Testimony continued for a second day Tuesday at Lee County Courthouse in Fort Myers during the bond validation hearing for the city of Cape Coral's controversial fire service assessment.
And after the day-long proceedings, the hearing was again continued, set to resume for a third day at 9 a.m. Wednesday.
At stake is the city's ability to impose on Cape Coral taxpayers a new assessment for fire operations using a method that has not been seriously challenged in court until now.
The city, which sought the legal clarification, is the plaintiff.
The defendants, or challengers, are any and all affected Cape property owners. And dozens have shown up, most on the first day on Monday.
It began again Tuesday with attorneys requesting a 30- to 60-day continuance, and included heated testimony between defense cross-examiners and Cape Coral Fire Chief Tim Hayes and consultant Michael Burton regarding what the new assessment is intended to cover, the number of non-fire related calls the department gets, and the apportionment of the "two-tier methodology" by which property owners will be assessed. It ended with one city council member making claims that a fellow council member broke Sunshine Laws in reference to the FSA.
Attorney Scott Morris and much of the defense contingent requested a continuance on the grounds of them thinking it would be a one-hour hearing and not a full-blown examination allowing for cross-examination.
"We should have an even playing field and have the opportunity to bring in our experts," Morris said.
Judge Keith Kyle denied the motion as the hearing date was a matter of record.
Hayes was called to the stand and testified for the rest of the morning about the assessment, with seven individuals cross-examing him, including Councilmember Chris Chulakes-Leetz and Mayor John Sullivan, both of whom had opposed the assessment.
Attorney Richard Cudla questioned Hayes' experience in handling special assessments, which he did while working in Gainesville, as well as his knowledge of the city's "ready-to-serve" methodology, which led to testy exchanges at times.
He also questioned why 83 percent of all calls were non-fire related.
Hayes said much of what the department does is fire related. Those things include a person trapped in a home or if they need to ladder to get to someone.
In the afternoon, Burton of Burton & Associates, which played a major part in suggesting the methodology, was grilled on whether he had considered the legality of the assessment and the fact that it was not approved by a unanimous vote.
Chulakes-Leetz asked if he ever held the promised 14 public forums to explain the financial diversification plan of which the fire assessment is a part.

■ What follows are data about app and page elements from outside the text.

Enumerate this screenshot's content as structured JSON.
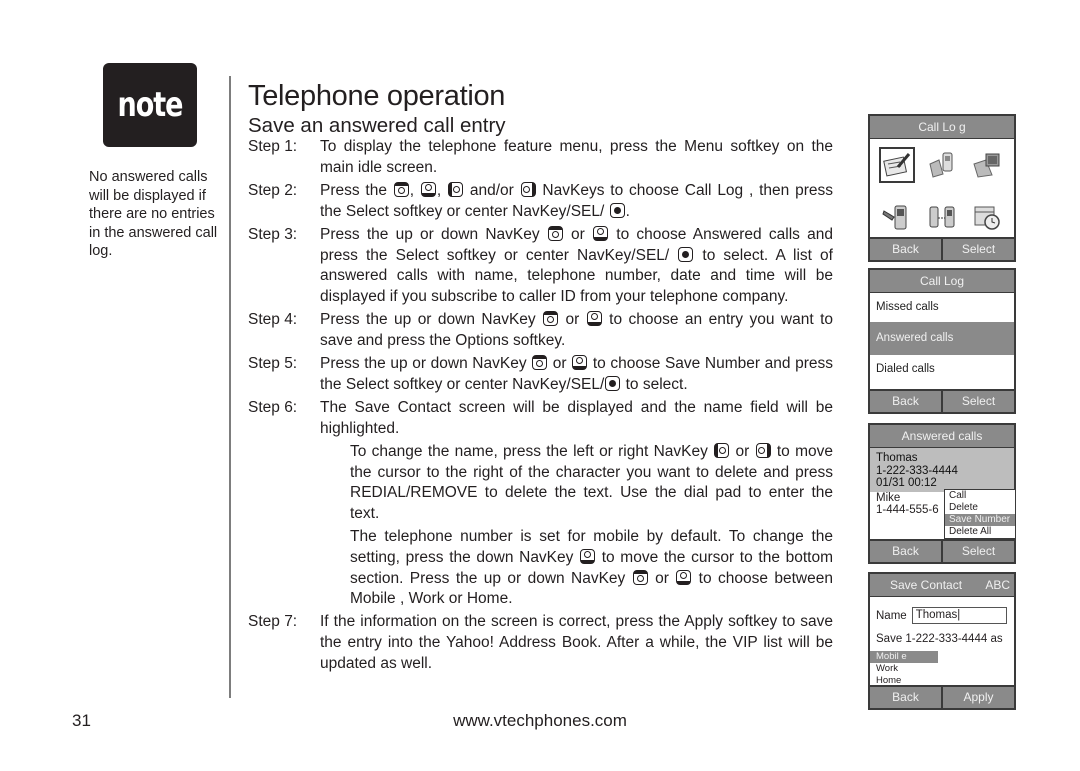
{
  "sidebar": {
    "badge_label": "note",
    "note_text": "No answered calls will be displayed if there are no entries in the answered call log."
  },
  "header": {
    "title": "Telephone operation",
    "subtitle": "Save an answered call entry"
  },
  "steps": [
    {
      "label": "Step 1:",
      "parts": [
        "To display the telephone feature menu, press the Menu softkey on the main idle screen."
      ]
    },
    {
      "label": "Step 2:",
      "parts": [
        "Press the ",
        ", ",
        ", ",
        " and/or ",
        " NavKeys to choose Call Log , then press the Select softkey or center NavKey/SEL/ ",
        "."
      ]
    },
    {
      "label": "Step 3:",
      "parts": [
        "Press the up or down NavKey ",
        " or ",
        " to choose Answered calls and press the Select softkey or center NavKey/SEL/ ",
        " to select. A list of answered calls with name, telephone number, date and time will be displayed if you subscribe to caller ID from your telephone company."
      ]
    },
    {
      "label": "Step 4:",
      "parts": [
        "Press the up or down NavKey ",
        " or ",
        " to choose an entry you want to save and press the Options softkey."
      ]
    },
    {
      "label": "Step 5:",
      "parts": [
        "Press the up or down NavKey ",
        " or ",
        " to choose Save Number and press the Select softkey or center NavKey/SEL/",
        " to select."
      ]
    },
    {
      "label": "Step 6:",
      "parts": [
        "The Save Contact screen will be displayed and the name field will be highlighted."
      ]
    },
    {
      "label": "Step 7:",
      "parts": [
        "If the information on the screen is correct, press the Apply softkey to save the entry into the Yahoo! Address Book. After a while, the VIP list will be updated as well."
      ]
    }
  ],
  "step6_paragraphs": [
    {
      "parts": [
        "To change the name, press the left or right NavKey ",
        " or ",
        " to move the cursor to the right of the character you want to delete and press REDIAL/REMOVE to delete the text. Use the dial pad to enter the text."
      ]
    },
    {
      "parts": [
        "The telephone number is set for mobile by default. To change the setting, press the down NavKey ",
        " to move the cursor to the bottom section. Press the up or down NavKey ",
        " or ",
        " to choose between Mobile , Work or Home."
      ]
    }
  ],
  "footer": {
    "page_number": "31",
    "url": "www.vtechphones.com"
  },
  "screens": {
    "call_log_menu": {
      "title": "Call Lo g",
      "icons": [
        "call-log-notepad-icon",
        "folder-phone-icon",
        "folder-photo-icon",
        "phone-settings-icon",
        "phone-transfer-icon",
        "calendar-clock-icon"
      ],
      "selected_index": 0,
      "softkey_left": "Back",
      "softkey_right": "Select"
    },
    "call_log_list": {
      "title": "Call Log",
      "items": [
        "Missed calls",
        "Answered calls",
        "Dialed calls"
      ],
      "selected": "Answered calls",
      "softkey_left": "Back",
      "softkey_right": "Select"
    },
    "answered_calls": {
      "title": "Answered calls",
      "entries": [
        {
          "name": "Thomas",
          "number": "1-222-333-4444",
          "datetime": "01/31 00:12"
        },
        {
          "name": "Mike",
          "number": "1-444-555-6"
        }
      ],
      "options_menu": [
        "Call",
        "Delete",
        "Save Number",
        "Delete All"
      ],
      "options_selected": "Save Number",
      "softkey_left": "Back",
      "softkey_right": "Select"
    },
    "save_contact": {
      "title": "Save Contact",
      "mode": "ABC",
      "name_label": "Name",
      "name_value": "Thomas|",
      "save_as_text": "Save 1-222-333-4444 as",
      "types": [
        "Mobil e",
        "Work",
        "Home"
      ],
      "selected_type": "Mobil e",
      "softkey_left": "Back",
      "softkey_right": "Apply"
    }
  },
  "colors": {
    "text": "#231f20",
    "screen_bar": "#8a8a8a",
    "screen_border": "#3a3a3a",
    "highlight_entry": "#bdbdbd"
  }
}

"Weren't those to be completed so the public would be informed? As a consultant did you do all within your power to be sure the public knew?" Chulakes-Leetz asked.
Burton said he did.
He also explained to everyone what the two-tiered, ready-to-serve method would work, with the first tier for set costs and assessed by a flat fee to be paid by all. The second tier is to be charged by the assessed value of the structure.
He also said the alternative to the assessment was to do nothing and have the city run out of money in two years.
"We either had to cut costs dramatically because revenues wouldn't support us, or look for other revenue streams," Burton said. "We would have run out of reserves in 2016."
When it came time for defense to make its argument, Chulakes-Leetz took the stand and made the accusation that members of the council had broken Sunshine Laws prohibiting council members from talking about city issues outside the dais.
He said he became concerned when Councilmember Derrick Donnell made a remark during the Aug. 19 council meeting that he "knew" how the others would vote.
"You could hear him state 'I know how you'll vote,'" Chulakes-Leetz said. "It shocked me when I heard that."
It was hoped the hearing would end Tuesday, but the clock ran out after Mayor John Sullivan and Councilmember Lenny Nesta took the stand, Sullivan for the defense, Nesta for the city.
Chulakes-Leetz, when asked how he thought his side was doing, he said no matter what, the citizens will turn out to be the losers.
"This isn't like a football game. It's either we lose or we lose," Chulakes-Leetz said.